In Cambodian’s southern Prey Veng province, 13-year-old student Pea Srey Pin’s desk remained empty for most of the school week as the young girl chose fishing over class attendance recently. Without parents or caregivers at home, Srey Pin was fishing to survive and as a result of taking care of herself, her education fell to the wayside as she became one of many out of school children in rural Cambodia.
Committed to ensuring students reach their full potential, volunteer teacher Chea Sathun began to fear that fifth-grader Srey Pin would find behind her peers. Upon meeting Srey Pin outside one day, she told her teacher that she simply couldn’t afford to come to school anymore. Her parents and siblings had relocated to the city of Siem Reap in search of work and she was now living alone, left to her own devices to take care of herself. “I have no choice but to go fishing in the rice fields so that I can earn some money to support my studies,” she explained.
The Cambodian Consortium For Out of School Children
Under The Cambodian Consortium For Out of School Children, Action Education, in partnership with Educate A Child, a global program of the Education Above All Foundation, is working to identify children like Srey Pin at risk of dropping out of school and setting in place solutions to keep them in education.
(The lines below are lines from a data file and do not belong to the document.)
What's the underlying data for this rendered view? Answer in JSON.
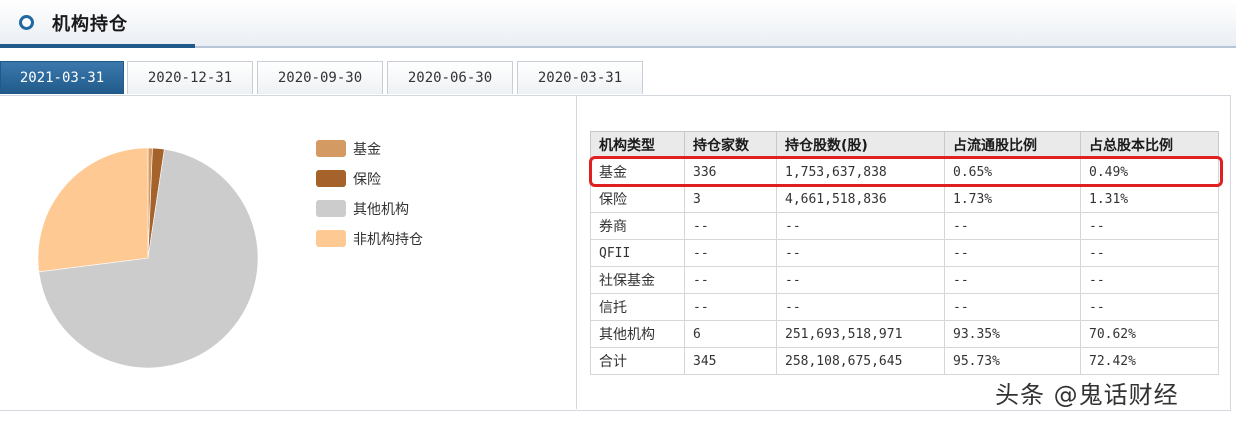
{
  "header": {
    "title": "机构持仓"
  },
  "tabs": [
    {
      "label": "2021-03-31",
      "active": true
    },
    {
      "label": "2020-12-31",
      "active": false
    },
    {
      "label": "2020-09-30",
      "active": false
    },
    {
      "label": "2020-06-30",
      "active": false
    },
    {
      "label": "2020-03-31",
      "active": false
    }
  ],
  "chart_data": {
    "type": "pie",
    "series": [
      {
        "label": "基金",
        "value": 0.65,
        "color": "#d39a63"
      },
      {
        "label": "保险",
        "value": 1.73,
        "color": "#a5622b"
      },
      {
        "label": "其他机构",
        "value": 70.62,
        "color": "#cccccc"
      },
      {
        "label": "非机构持仓",
        "value": 27.0,
        "color": "#ffc993"
      }
    ],
    "legend_position": "right"
  },
  "legend": [
    {
      "label": "基金",
      "color": "#d39a63"
    },
    {
      "label": "保险",
      "color": "#a5622b"
    },
    {
      "label": "其他机构",
      "color": "#cccccc"
    },
    {
      "label": "非机构持仓",
      "color": "#ffc993"
    }
  ],
  "table": {
    "headers": [
      "机构类型",
      "持仓家数",
      "持仓股数(股)",
      "占流通股比例",
      "占总股本比例"
    ],
    "rows": [
      [
        "基金",
        "336",
        "1,753,637,838",
        "0.65%",
        "0.49%"
      ],
      [
        "保险",
        "3",
        "4,661,518,836",
        "1.73%",
        "1.31%"
      ],
      [
        "券商",
        "--",
        "--",
        "--",
        "--"
      ],
      [
        "QFII",
        "--",
        "--",
        "--",
        "--"
      ],
      [
        "社保基金",
        "--",
        "--",
        "--",
        "--"
      ],
      [
        "信托",
        "--",
        "--",
        "--",
        "--"
      ],
      [
        "其他机构",
        "6",
        "251,693,518,971",
        "93.35%",
        "70.62%"
      ],
      [
        "合计",
        "345",
        "258,108,675,645",
        "95.73%",
        "72.42%"
      ]
    ]
  },
  "watermark": "头条 @鬼话财经",
  "highlight_color": "#e02020"
}
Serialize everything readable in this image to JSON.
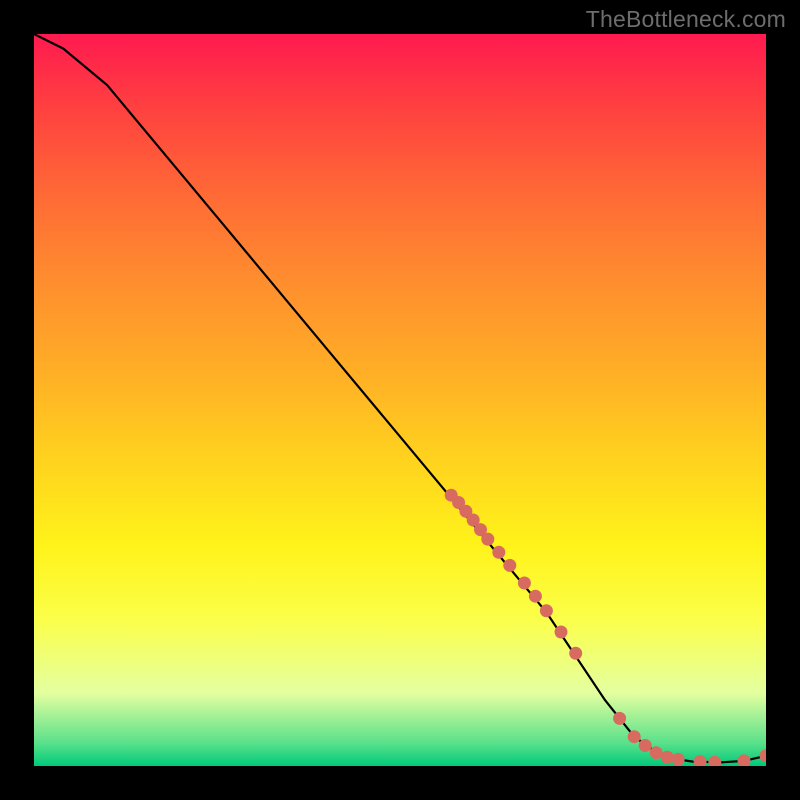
{
  "watermark": "TheBottleneck.com",
  "chart_data": {
    "type": "line",
    "title": "",
    "xlabel": "",
    "ylabel": "",
    "xlim": [
      0,
      100
    ],
    "ylim": [
      0,
      100
    ],
    "curve": {
      "name": "bottleneck-curve",
      "x": [
        0,
        4,
        10,
        20,
        30,
        40,
        50,
        60,
        70,
        78,
        82,
        86,
        90,
        94,
        97,
        100
      ],
      "y": [
        100,
        98,
        93,
        81,
        69,
        57,
        45,
        33,
        21,
        9,
        4,
        1.2,
        0.6,
        0.5,
        0.7,
        1.4
      ]
    },
    "points": {
      "name": "highlighted-segment",
      "x": [
        57,
        58,
        59,
        60,
        61,
        62,
        63.5,
        65,
        67,
        68.5,
        70,
        72,
        74,
        80,
        82,
        83.5,
        85,
        86.5,
        88,
        91,
        93,
        97,
        100
      ],
      "y": [
        37,
        36,
        34.8,
        33.6,
        32.3,
        31,
        29.2,
        27.4,
        25,
        23.2,
        21.2,
        18.3,
        15.4,
        6.5,
        4,
        2.8,
        1.8,
        1.2,
        0.9,
        0.6,
        0.5,
        0.7,
        1.4
      ],
      "color": "#d86b5f"
    }
  }
}
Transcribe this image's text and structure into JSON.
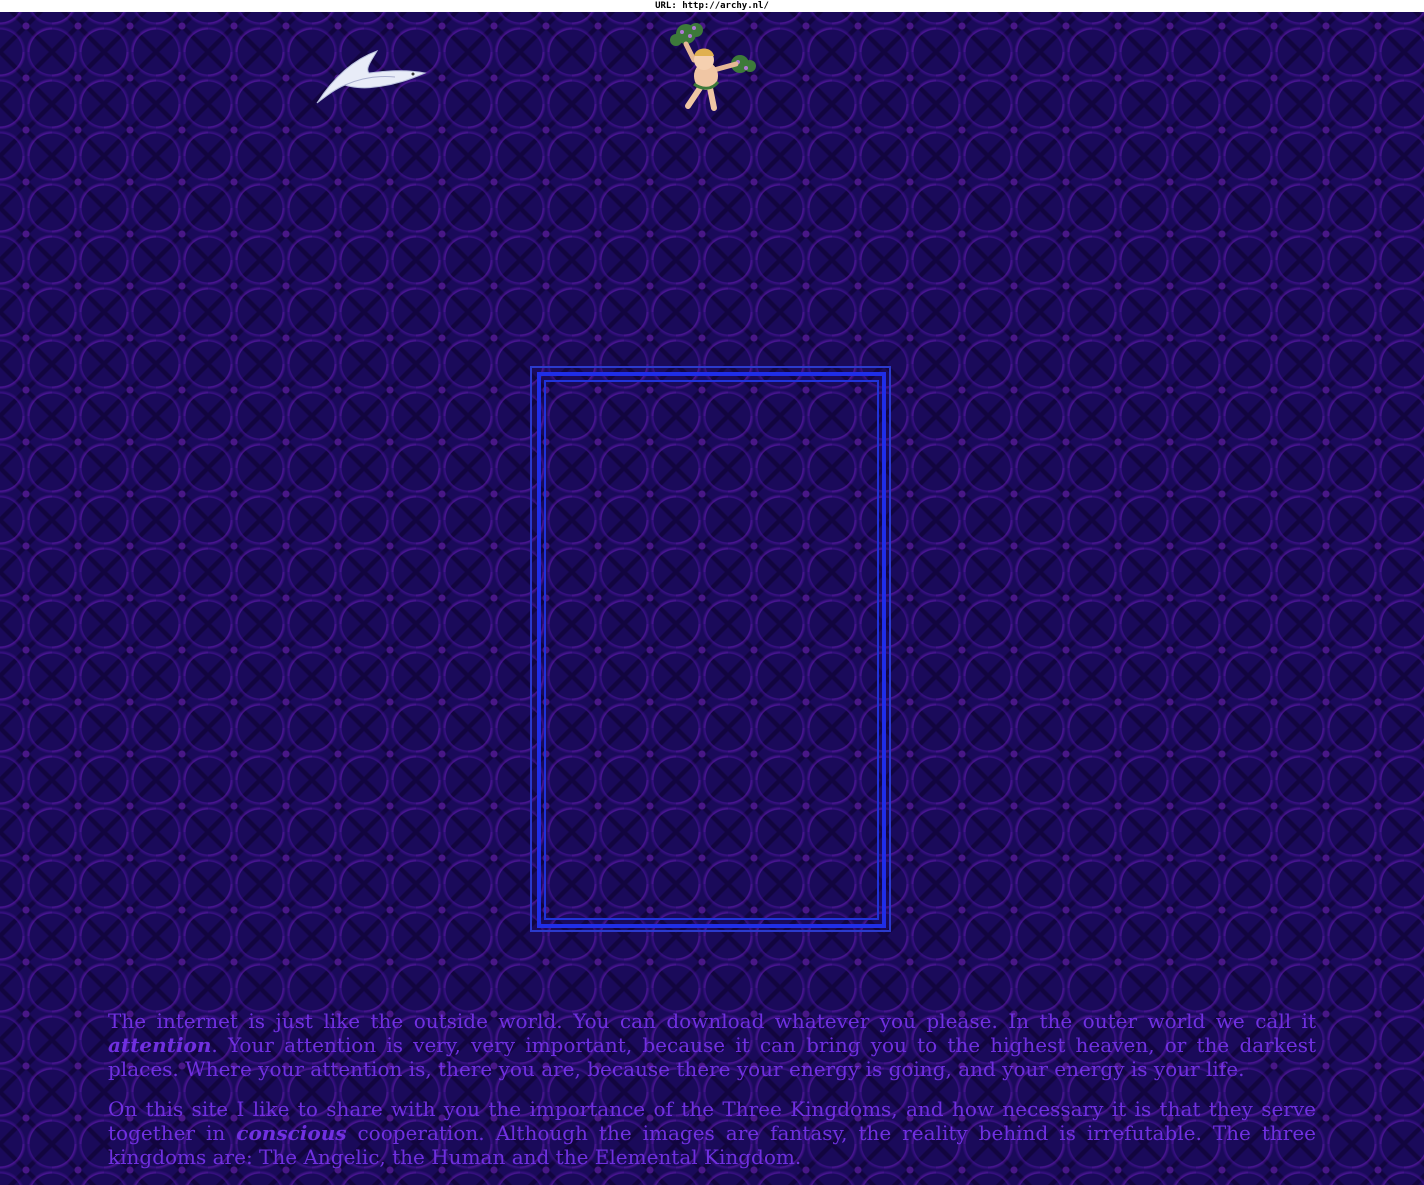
{
  "url_bar": {
    "label": "URL:",
    "url": "http://archy.nl/"
  },
  "colors": {
    "background": "#1a0a5a",
    "pattern": "#6e1ec0",
    "text": "#7030e0",
    "frame": "#1f2ee8"
  },
  "images": {
    "dove": "dove-icon",
    "cherub": "cherub-icon",
    "frame": "empty-frame"
  },
  "intro": {
    "p1_a": "The internet is just like the outside world. You can download whatever you please. In the outer world we call it ",
    "p1_em": "attention",
    "p1_b": ". Your attention is very, very important, because it can bring you to the highest heaven, or the darkest places. Where your attention is, there you are, because there your energy is going, and your energy is your life.",
    "p2_a": "On this site I like to share with you the importance of the Three Kingdoms, and how necessary it is that they serve together in ",
    "p2_em": "conscious",
    "p2_b": " cooperation. Although the images are fantasy, the reality behind is irrefutable. The three kingdoms are: The Angelic, the Human and the Elemental Kingdom."
  }
}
In Kampong Prasat commune, Prey Veng province, we are working with local partner Youth Star Cambodia to create awareness of the value of education and extra academic support and educational activities that support students’ learning to keep them in school and from falling behind. Youth Star’s program puts volunteers into communities that teach extra classes, offer tutoring and run educational activities such as mobile libraries and learning through play.
Volunteer Sathun described Srey Pin as enjoying learning very much and putting effort into her studies. However, according to her teacher, she struggled with mathematics and pleaded with him to let her give it up. Committed to ensuring she achieved numerical skills, Sathun explained the value of mathematics for her future and convinced her to keep trying. “Though days have passed on, I never gave up on explaining, encouraging and convincing her to return to the class, and I even came up with an idea to buy her a few books, expecting that this would be of help to convince her,” he explained. “Surprisingly, she finally decided to return to my class willingly.”
After months of effort put into teaching this class had passed, success began to emerge, revealed Sathun. “Srey Pin came to me excitedly exclaiming ‘Teacher, teacher! Finally, I can do calculation—including adding, subtraction, multiplication, and division. Now I did it!”
Now, Srey Pin remains committed to her studies and is even assisting Sathun in running a mobile library in the community. “She also took my place as a teacher teaching small children to write and read stories for them,” he said.
As a volunteer, seeing Sathun’s journey is a source of great joy for Sathun. “I couldn’t be more excited to see a girl being able to beat all the odds and getting this far today,” he said. “Srey Pin has changed from a girl being bored of calculation to a girl being keen for it, from a student being often absent from class to a student coming to study regularly, and has truly become a role model in the community”.